A company called LightSquared is trying to bring broadband and cellular service to rural America. That's a goal the American Farm Bureau Federation can support, but
Farm Bureau's Director of Congressional Relations R.J. Karney says the problem is that there could be interference between the signals GPS uses and LightSquared wants to use. He says that's an issue for agriculture because GPS and precision agriculture have added yield and profit over the years.
"GPS and the reliance on precision agriculture really has helped transform agriculture as an industry," Karney said. "And the profitability, the economic impact, the environmental impact, it's all encumbered within precision agriculture. That bottom line we feel will suffer should LightSquared be able to proceed without this interference solved."
Karney says LightSquared is attempting to resolve the issue and has recently proposed some possible solutions.
"Their proposed solutions really encompass about three options," Karney said. "They want to operate at a lower power, which could provide less interference with GPS. They also want to move to a lower portion of the frequency so it's not right up against the frequency that GPS uses.
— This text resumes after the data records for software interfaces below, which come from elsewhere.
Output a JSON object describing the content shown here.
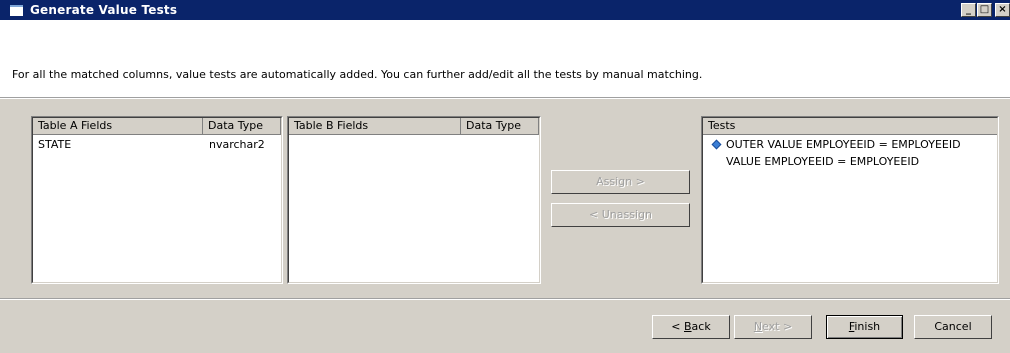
{
  "window": {
    "title": "Generate Value Tests",
    "minimize_glyph": "_",
    "maximize_glyph": "□",
    "close_glyph": "×"
  },
  "header": {
    "description": "For all the matched columns, value tests are automatically added. You can further add/edit all the tests by manual matching."
  },
  "table_a": {
    "columns": [
      "Table A Fields",
      "Data Type"
    ],
    "rows": [
      {
        "field": "STATE",
        "type": "nvarchar2"
      }
    ]
  },
  "table_b": {
    "columns": [
      "Table B Fields",
      "Data Type"
    ],
    "rows": []
  },
  "actions": {
    "assign_label": "Assign >",
    "unassign_label": "< Unassign"
  },
  "tests": {
    "header": "Tests",
    "items": [
      {
        "label": "OUTER VALUE EMPLOYEEID = EMPLOYEEID",
        "icon": "diamond-icon"
      },
      {
        "label": "VALUE EMPLOYEEID = EMPLOYEEID",
        "icon": ""
      }
    ]
  },
  "footer": {
    "back_pre": "< ",
    "back_acc": "B",
    "back_rest": "ack",
    "next_acc": "N",
    "next_rest": "ext >",
    "finish_acc": "F",
    "finish_rest": "inish",
    "cancel_label": "Cancel"
  },
  "colors": {
    "titlebar": "#0a246a",
    "face": "#d4d0c8",
    "icon_blue": "#3b7fd6"
  }
}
The third one is really trying to coordinate a working solution; they want to give themselves a few years to find a possible chip or something that could prevent this interference from occurring."
Karney says Farm Bureau does support the effort to deploy broadband services, but is asking the FCC to conduct a full review and scientific studies to ensure there is no interference.